Harvard University is reexamining its academic honesty policies
and reiterating them to students amid an investigation into some 125
students who may have plagiarized or collaborated inappropriately on
a take-home final exam last spring.
The case could resonate far beyond the Ivy League colleges
Cambridge, Mass., campus as universities nationwide struggle with a
major gap between students and faculty members sense of what
constitutes acceptable behavior, higher education experts say.
Collaborating and taking material from the Internet are becoming
part of the student psyche, so they dont report it as cheating, says
Donald McCabe, a professor of management at Rutgers University.
In surveys from 2006 to 2012, 60 percent of nonfreshmen college
students said they had cheated, Mr. McCabe says. Thats down from 68
percent in 2002-06 but rather than a decline in actual cheating,
his research suggests fewer students now realize that what theyre
doing counts as cheating.
Thats echoed in other recent surveys. About 6 in 10 four-year
colleges report an increase in cheating and plagiarizing since 2001,
and 46 percent say students understanding of plagiarism has
declined, says Arthur Levine, president of the Woodrow Wilson
National Fellowship Foundation and co-author of a recent book on
Mr. Levine recounts the view of one dean of students: that soon,
course syllabi will be as big as the Manhattan phonebook, because
faculty have to spell out everything: what constitutes plagiarism,
whether they are allowed to use digital devices in class, even that
they are not allowed to come to class intoxicated.
Harvard announced Thursday that its Administrative Board reviewed
more than 250 take-home final exams after a faculty member reported
similarities between some answers. That resulted in about half of
those students being brought before the board. If found guilty of
academic dishonesty, one possible result could be a one-year
suspension from Harvard.
These allegations, if proven, represent totally unacceptable
behavior that betrays the trust upon which intellectual inquiry at
Harvard depends, said Harvard President Drew Faust.
I respect Harvard for taking this out in the open, says McCabe,
who notes that many campuses try to avoid publicity when cheating
Students on Harvards campus Friday say cheating is not widespread
and that students do understand the importance of the academic code.
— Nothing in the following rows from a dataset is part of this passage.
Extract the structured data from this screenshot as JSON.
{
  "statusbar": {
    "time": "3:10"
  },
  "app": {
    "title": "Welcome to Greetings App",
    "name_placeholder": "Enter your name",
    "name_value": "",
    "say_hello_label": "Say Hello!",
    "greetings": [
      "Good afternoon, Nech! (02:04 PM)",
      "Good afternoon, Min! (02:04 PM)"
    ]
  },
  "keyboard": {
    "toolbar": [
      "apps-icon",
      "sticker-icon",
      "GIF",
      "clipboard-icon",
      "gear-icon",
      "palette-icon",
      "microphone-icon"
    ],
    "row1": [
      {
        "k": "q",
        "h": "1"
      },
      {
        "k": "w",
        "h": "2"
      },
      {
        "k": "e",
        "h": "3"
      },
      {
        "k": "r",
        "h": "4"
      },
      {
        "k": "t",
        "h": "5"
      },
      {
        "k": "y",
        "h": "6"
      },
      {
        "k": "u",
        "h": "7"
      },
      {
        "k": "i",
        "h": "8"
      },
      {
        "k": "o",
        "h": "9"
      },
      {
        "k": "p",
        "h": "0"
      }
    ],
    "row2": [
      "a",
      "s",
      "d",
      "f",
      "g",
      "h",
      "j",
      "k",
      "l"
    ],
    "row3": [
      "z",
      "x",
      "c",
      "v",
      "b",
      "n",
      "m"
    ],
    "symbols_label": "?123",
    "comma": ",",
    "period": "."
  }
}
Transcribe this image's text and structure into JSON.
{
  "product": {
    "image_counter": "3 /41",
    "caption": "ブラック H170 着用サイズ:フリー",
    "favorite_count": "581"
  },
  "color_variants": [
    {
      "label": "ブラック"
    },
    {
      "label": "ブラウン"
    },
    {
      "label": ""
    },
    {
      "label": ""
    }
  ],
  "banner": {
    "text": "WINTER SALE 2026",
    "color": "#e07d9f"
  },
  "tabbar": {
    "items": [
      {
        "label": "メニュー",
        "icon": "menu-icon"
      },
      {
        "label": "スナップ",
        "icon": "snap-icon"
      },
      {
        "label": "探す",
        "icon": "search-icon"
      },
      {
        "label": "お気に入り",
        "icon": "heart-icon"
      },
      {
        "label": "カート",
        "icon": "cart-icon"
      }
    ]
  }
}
Its implicit in the student body, says sophomore Taylor Phillips.
That is the advantage of coming to a school like this.
Collaboration rules are set on a class-by-class basis, students